----- INPUT MATERIAL -----
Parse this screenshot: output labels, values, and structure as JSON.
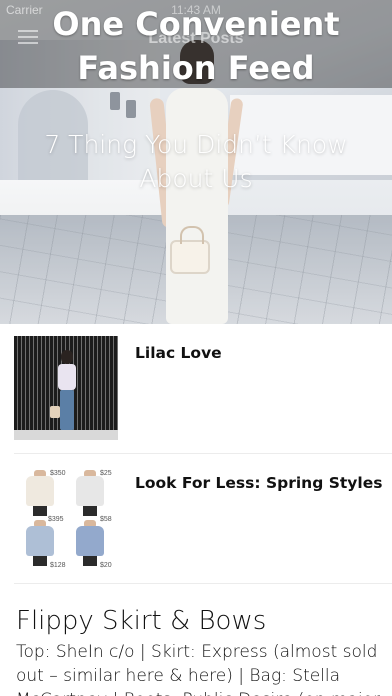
{
  "status_bar": {
    "carrier": "Carrier",
    "time": "11:43 AM"
  },
  "nav": {
    "title": "Latest Posts",
    "menu_icon": "hamburger-menu-icon"
  },
  "banner": {
    "line1": "One Convenient",
    "line2": "Fashion Feed"
  },
  "hero": {
    "title_line1": "7 Thing You Didn’t Know",
    "title_line2": "About Us"
  },
  "posts": [
    {
      "title": "Lilac Love"
    },
    {
      "title": "Look For Less: Spring Styles"
    }
  ],
  "thumb_prices": [
    "$350",
    "$25",
    "$395",
    "$58",
    "$128",
    "$20"
  ],
  "article": {
    "title": "Flippy Skirt & Bows",
    "body": "Top: SheIn c/o | Skirt: Express (almost sold out – similar here & here) | Bag: Stella McCartney | Boots: Public Desire (on major"
  },
  "colors": {
    "overlay": "rgba(0,0,0,0.35)",
    "text": "#111111",
    "divider": "#ececec"
  }
}
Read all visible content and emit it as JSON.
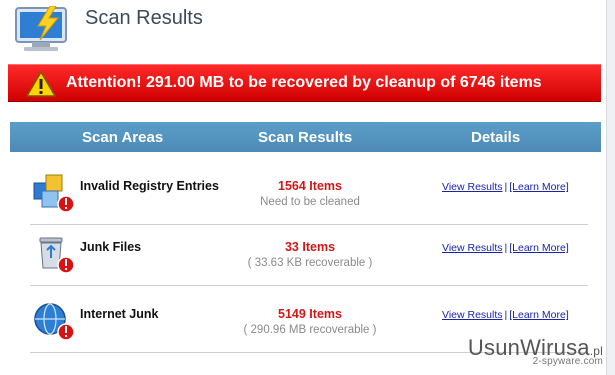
{
  "header": {
    "title": "Scan Results",
    "logo_icon": "monitor-lightning-icon"
  },
  "alert": {
    "message": "Attention! 291.00 MB to be recovered by cleanup of 6746 items",
    "icon": "warning-triangle-icon"
  },
  "table": {
    "columns": [
      "Scan Areas",
      "Scan Results",
      "Details"
    ],
    "rows": [
      {
        "name": "Invalid Registry Entries",
        "count": "1564 Items",
        "sub": "Need to be cleaned",
        "icon": "registry-cubes-icon",
        "view": "View Results",
        "learn": "[Learn More]"
      },
      {
        "name": "Junk Files",
        "count": "33 Items",
        "sub": "( 33.63 KB recoverable )",
        "icon": "recycle-bin-icon",
        "view": "View Results",
        "learn": "[Learn More]"
      },
      {
        "name": "Internet Junk",
        "count": "5149 Items",
        "sub": "( 290.96 MB recoverable )",
        "icon": "internet-globe-icon",
        "view": "View Results",
        "learn": "[Learn More]"
      }
    ]
  },
  "watermark": {
    "text": "UsunWirusa",
    "suffix": ".pl",
    "small": "2-spyware.com"
  },
  "colors": {
    "alert_red": "#e00000",
    "table_header_blue": "#5596c3",
    "count_red": "#d01818",
    "link_blue": "#1a24a8"
  }
}
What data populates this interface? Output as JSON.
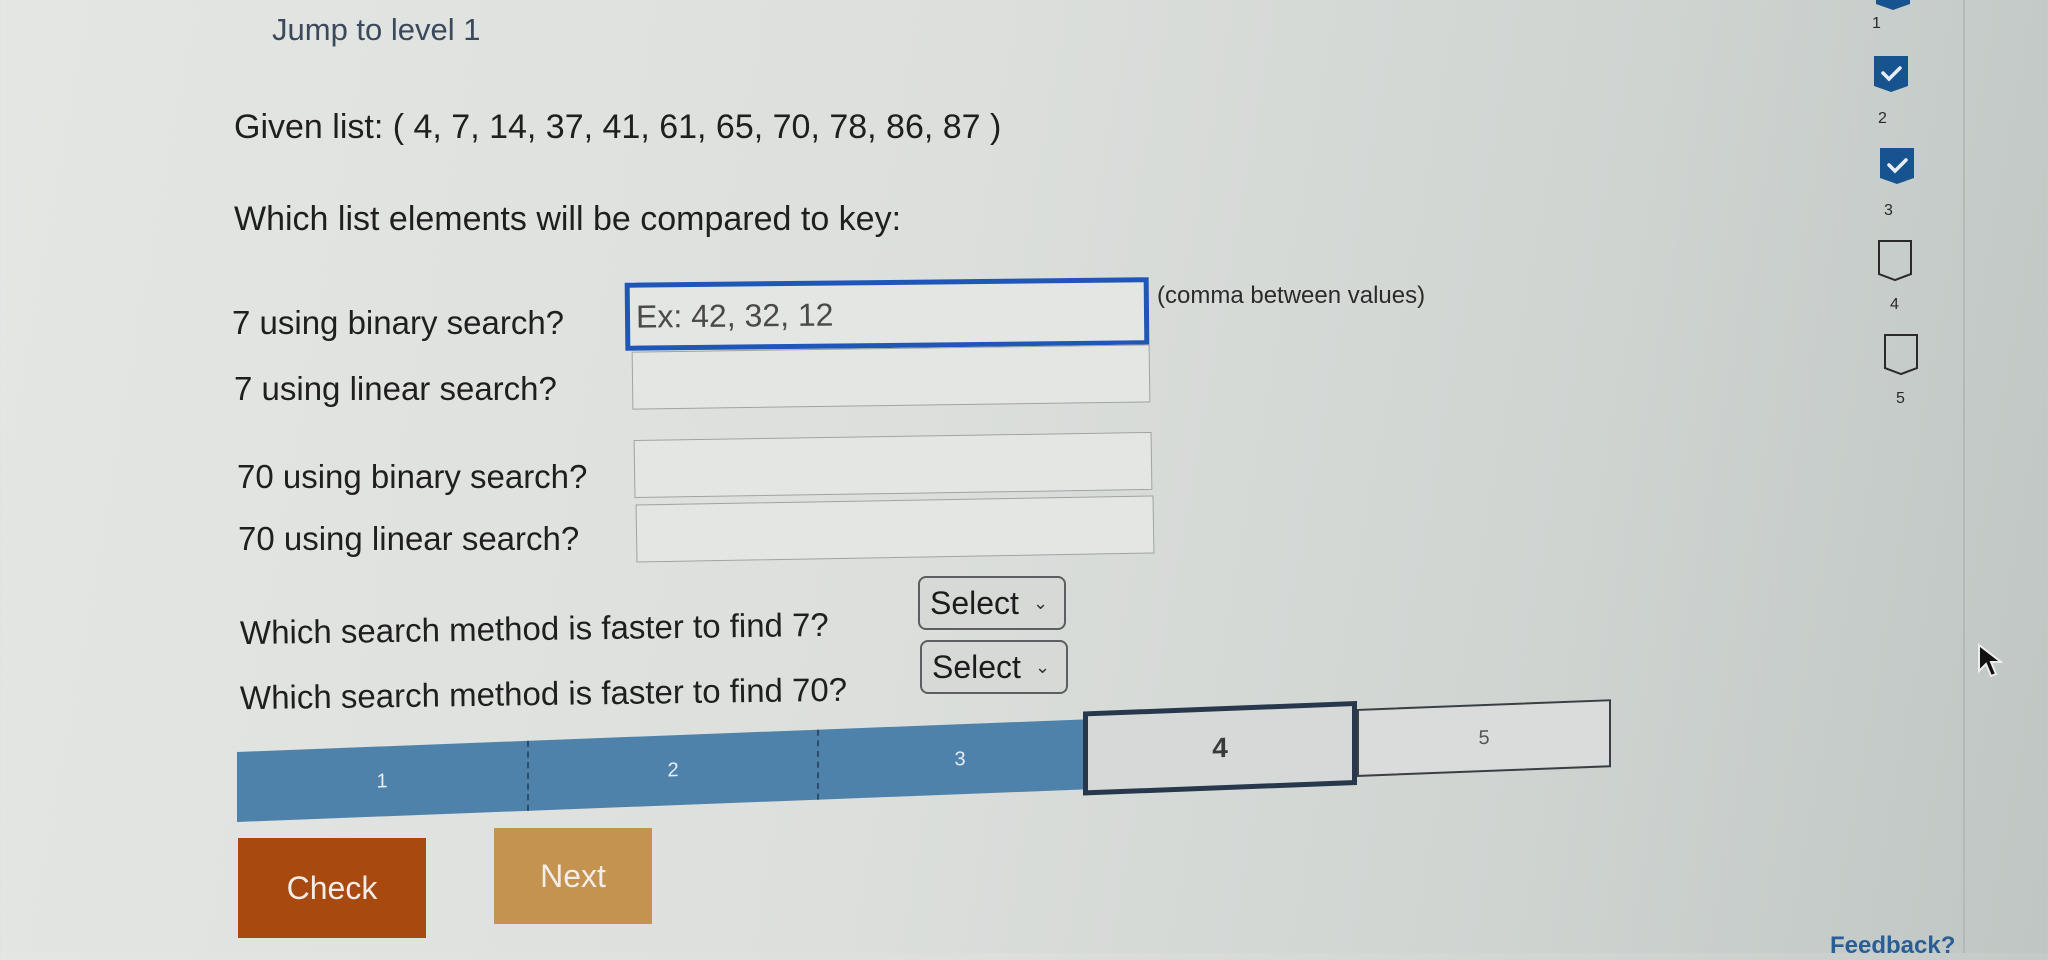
{
  "header": {
    "jump_label": "Jump to level 1"
  },
  "problem": {
    "given_list_label": "Given list: ( 4, 7, 14, 37, 41, 61, 65, 70, 78, 86, 87 )",
    "prompt": "Which list elements will be compared to key:",
    "hint": "(comma between values)",
    "questions": [
      {
        "label": "7 using binary search?",
        "value": "",
        "placeholder": "Ex: 42, 32, 12",
        "focused": true
      },
      {
        "label": "7 using linear search?",
        "value": "",
        "placeholder": ""
      },
      {
        "label": "70 using binary search?",
        "value": "",
        "placeholder": ""
      },
      {
        "label": "70 using linear search?",
        "value": "",
        "placeholder": ""
      }
    ],
    "faster_questions": [
      {
        "label": "Which search method is faster to find 7?",
        "selected": "Select"
      },
      {
        "label": "Which search method is faster to find 70?",
        "selected": "Select"
      }
    ]
  },
  "progress": {
    "segments": [
      {
        "label": "1",
        "state": "done"
      },
      {
        "label": "2",
        "state": "done"
      },
      {
        "label": "3",
        "state": "done"
      },
      {
        "label": "4",
        "state": "current"
      },
      {
        "label": "5",
        "state": "todo"
      }
    ]
  },
  "buttons": {
    "check": "Check",
    "next": "Next"
  },
  "sidebar": {
    "levels": [
      {
        "label": "1",
        "completed": true
      },
      {
        "label": "2",
        "completed": true
      },
      {
        "label": "3",
        "completed": true
      },
      {
        "label": "4",
        "completed": false
      },
      {
        "label": "5",
        "completed": false
      }
    ]
  },
  "footer": {
    "feedback": "Feedback?"
  },
  "colors": {
    "accent_blue": "#1f56b8",
    "progress_done": "#4f82ab",
    "check_button": "#a8490f",
    "next_button": "#c4934f",
    "badge_done": "#17548f"
  }
}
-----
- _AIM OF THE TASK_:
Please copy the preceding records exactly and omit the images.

- _FINAL ANSWER_:
Parse this screenshot: output labels, values, and structure as JSON.
{
  "status_bar": {
    "carrier": "Carrier",
    "time": "11:43 AM"
  },
  "nav": {
    "title": "Latest Posts",
    "menu_icon": "hamburger-menu-icon"
  },
  "banner": {
    "line1": "One Convenient",
    "line2": "Fashion Feed"
  },
  "hero": {
    "title_line1": "7 Thing You Didn’t Know",
    "title_line2": "About Us"
  },
  "posts": [
    {
      "title": "Lilac Love"
    },
    {
      "title": "Look For Less: Spring Styles"
    }
  ],
  "thumb_prices": [
    "$350",
    "$25",
    "$395",
    "$58",
    "$128",
    "$20"
  ],
  "article": {
    "title": "Flippy Skirt & Bows",
    "body": "Top: SheIn c/o | Skirt: Express (almost sold out – similar here & here) | Bag: Stella McCartney | Boots: Public Desire (on major"
  },
  "colors": {
    "overlay": "rgba(0,0,0,0.35)",
    "text": "#111111",
    "divider": "#ececec"
  }
}
Read all visible content and emit it as JSON.
{
  "header": {
    "title": "Scan Results",
    "logo_icon": "monitor-lightning-icon"
  },
  "alert": {
    "message": "Attention! 291.00 MB to be recovered by cleanup of 6746 items",
    "icon": "warning-triangle-icon"
  },
  "table": {
    "columns": [
      "Scan Areas",
      "Scan Results",
      "Details"
    ],
    "rows": [
      {
        "name": "Invalid Registry Entries",
        "count": "1564 Items",
        "sub": "Need to be cleaned",
        "icon": "registry-cubes-icon",
        "view": "View Results",
        "learn": "[Learn More]"
      },
      {
        "name": "Junk Files",
        "count": "33 Items",
        "sub": "( 33.63 KB recoverable )",
        "icon": "recycle-bin-icon",
        "view": "View Results",
        "learn": "[Learn More]"
      },
      {
        "name": "Internet Junk",
        "count": "5149 Items",
        "sub": "( 290.96 MB recoverable )",
        "icon": "internet-globe-icon",
        "view": "View Results",
        "learn": "[Learn More]"
      }
    ]
  },
  "watermark": {
    "text": "UsunWirusa",
    "suffix": ".pl",
    "small": "2-spyware.com"
  },
  "colors": {
    "alert_red": "#e00000",
    "table_header_blue": "#5596c3",
    "count_red": "#d01818",
    "link_blue": "#1a24a8"
  }
}
What data populates this interface? Output as JSON.
{
  "header": {
    "jump_label": "Jump to level 1"
  },
  "problem": {
    "given_list_label": "Given list: ( 4, 7, 14, 37, 41, 61, 65, 70, 78, 86, 87 )",
    "prompt": "Which list elements will be compared to key:",
    "hint": "(comma between values)",
    "questions": [
      {
        "label": "7 using binary search?",
        "value": "",
        "placeholder": "Ex: 42, 32, 12",
        "focused": true
      },
      {
        "label": "7 using linear search?",
        "value": "",
        "placeholder": ""
      },
      {
        "label": "70 using binary search?",
        "value": "",
        "placeholder": ""
      },
      {
        "label": "70 using linear search?",
        "value": "",
        "placeholder": ""
      }
    ],
    "faster_questions": [
      {
        "label": "Which search method is faster to find 7?",
        "selected": "Select"
      },
      {
        "label": "Which search method is faster to find 70?",
        "selected": "Select"
      }
    ]
  },
  "progress": {
    "segments": [
      {
        "label": "1",
        "state": "done"
      },
      {
        "label": "2",
        "state": "done"
      },
      {
        "label": "3",
        "state": "done"
      },
      {
        "label": "4",
        "state": "current"
      },
      {
        "label": "5",
        "state": "todo"
      }
    ]
  },
  "buttons": {
    "check": "Check",
    "next": "Next"
  },
  "sidebar": {
    "levels": [
      {
        "label": "1",
        "completed": true
      },
      {
        "label": "2",
        "completed": true
      },
      {
        "label": "3",
        "completed": true
      },
      {
        "label": "4",
        "completed": false
      },
      {
        "label": "5",
        "completed": false
      }
    ]
  },
  "footer": {
    "feedback": "Feedback?"
  },
  "colors": {
    "accent_blue": "#1f56b8",
    "progress_done": "#4f82ab",
    "check_button": "#a8490f",
    "next_button": "#c4934f",
    "badge_done": "#17548f"
  }
}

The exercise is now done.